Development of a Real-Time NASBA Assay for the Detection of the Toxic Diatom Pseudo-nitzschiaEPA Grant Number: F08D20640
Title: Development of a Real-Time NASBA Assay for the Detection of the Toxic Diatom Pseudo-nitzschia
Investigators: Delaney, Jennifer
Institution: University of South Florida
EPA Project Officer: Lee, Sonja
Project Period: January 1, 2008 through December 31, 2008
RFA: STAR Graduate Fellowships (2008) RFA Text | Recipients Lists
Research Category: Academic Fellowships
Biological sensor research is a newly emerging field, and one that may prove crucial for early detection of harmful algal blooms. Harmful algal blooms (HABs) have widespread negative effects on the environment, human health, and the economy. Because HABs occur along both coasts of the United States on an annual basis, it is important to have rapid and accurate methods for detecting bloom conditions. For most HAB species, current monitoring necessitates time-consuming and specialized microscopy. Molecular techniques that exploit genetic differences to discriminate toxic species are now being explored as an alternative way to monitor cell concentrations. The primary objective of this research is to design a molecular assay for the detection and enumeration of the toxic marine diatom Pseudo-nitzschia. Many species within this genus are known producers of the neurotoxin domoic acid, the causative agent of Amnesic Shellfish Poisoning and a compound responsible for wildlife mortality. Also crucial to the success of molecular assays is their ability to be incorporated into ocean monitoring platforms, and another eventual objective of this research is to integrate the Pseudo-nitzschia assay into the Autonomous Microbial Genosensor (AMG), an autonomous buoy system developed at the University of South Florida.
The molecular detection method used is nucleic acid sequence-based amplification (NASBA), which is an isothermal RNA amplification method for real-time quantification based on the fluorescence signal of a specific molecular beacon measured over time. Because of its isothermal nature, this molecular technique is ideal for integration into field-based monitoring platforms. P. multiseries, an extensively studied species that is known to be very toxic, was used as the first target Pseudo-nitzschia species. A NASBA assay was designed based on the rbcS sequence of P. multiseries, which encodes for the small subunit of the carbon fixation enzyme, RuBisCO. Two subsequent assays, one specific to P. delicatissima and one specific to a currently unidentified isolate from Louisiana waters, were also designed.
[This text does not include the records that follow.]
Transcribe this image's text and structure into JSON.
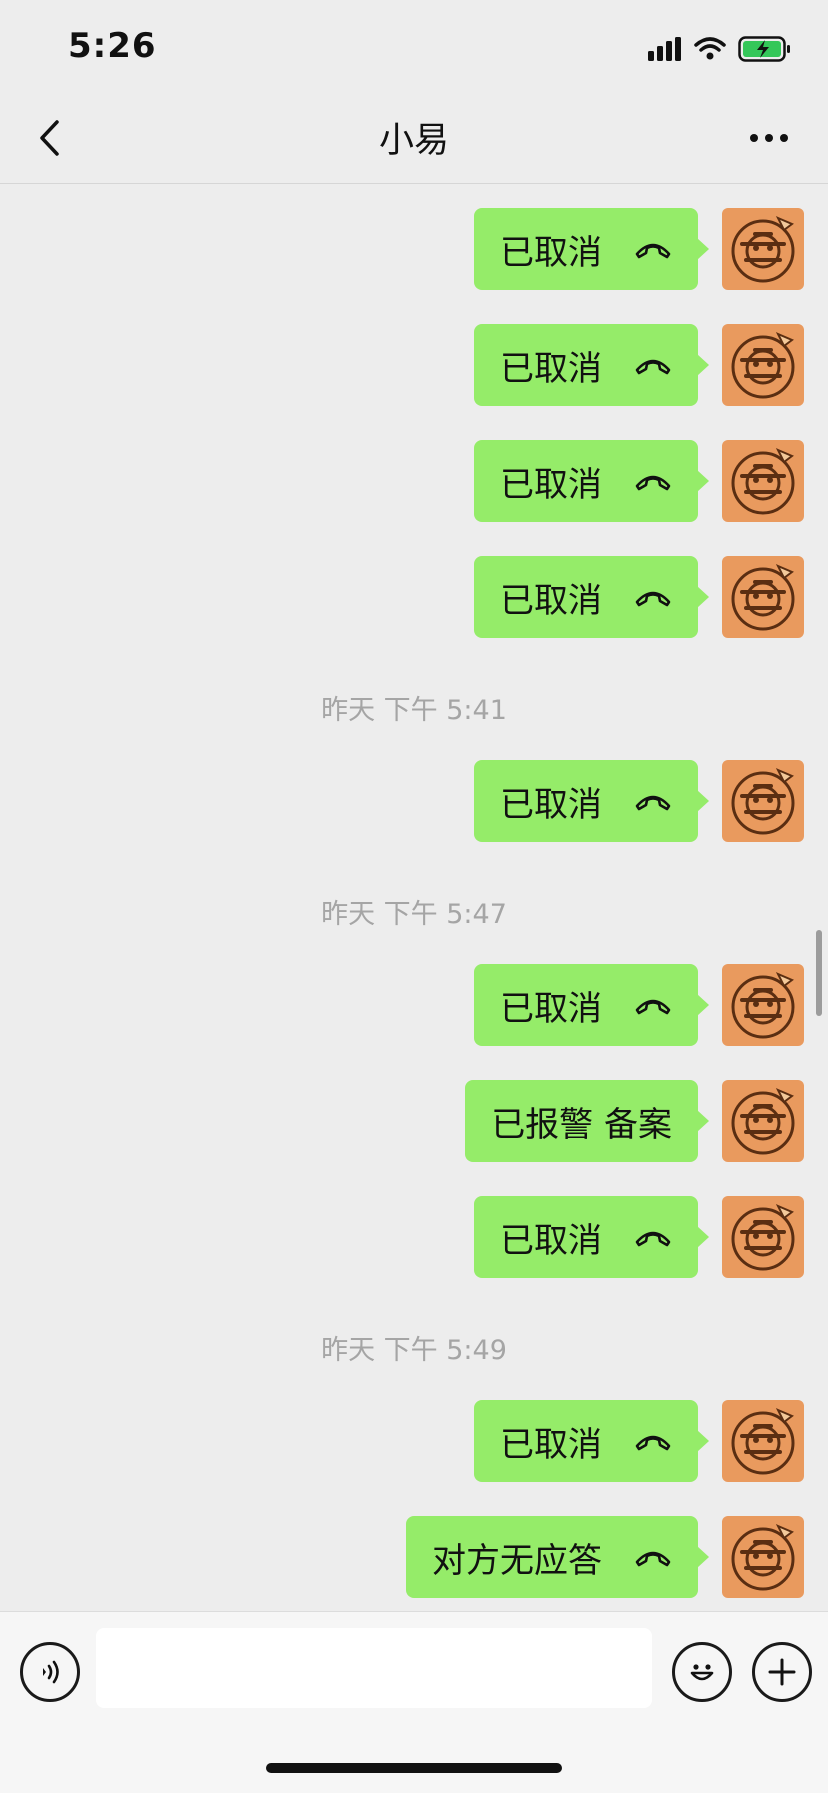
{
  "status_bar": {
    "time": "5:26"
  },
  "header": {
    "title": "小易"
  },
  "messages": {
    "m1": "已取消",
    "m2": "已取消",
    "m3": "已取消",
    "m4": "已取消",
    "t1": "昨天 下午 5:41",
    "m5": "已取消",
    "t2": "昨天 下午 5:47",
    "m6": "已取消",
    "m7": "已报警 备案",
    "m8": "已取消",
    "t3": "昨天 下午 5:49",
    "m9": "已取消",
    "m10": "对方无应答"
  },
  "icons": {
    "back": "chevron-left-icon",
    "more": "more-dots-icon",
    "call": "phone-hangup-icon",
    "voice": "voice-icon",
    "emoji": "emoji-icon",
    "plus": "plus-icon"
  },
  "colors": {
    "bubble": "#95ec69",
    "background": "#ededed",
    "avatar": "#e99a5e",
    "timestamp": "#a5a5a5",
    "battery": "#34c759"
  }
}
Variation in the rbcS gene has enabled the discrimination of Pseudo-nitzschia from other phytoplankton species, as well as some degree of discrimination between Pseudo-nitzschia species. The P. multiseries assay demonstrates excellent linearity (r2 > 0.99) over four orders of magnitude and sensitivity to one cell in culture. Four strains of P. multiseries were detected by this assay, as well as six out of ten strains representing other species of Pseudo-nitzschia. The additional assays for P. delicatissima and the Louisiana isolate appear to be species-specific and also demonstrate the ability to detect one cell. Testing with 33 species of non-target phytoplankton cultures (including the closely-related diatom genus Nitzschia) has resulted in no cross-reactivity of the three assays. Analysis of environmental samples, including local samples collected in Tampa Bay, FL and samples from two Gulf of Mexico cruises, is currently underway. The ability to rapidly and autonomously monitor levels of P. multiseries, and potentially other species of Pseudo-nitzschia,will result in preventative strategies that benefit both human and environmental health.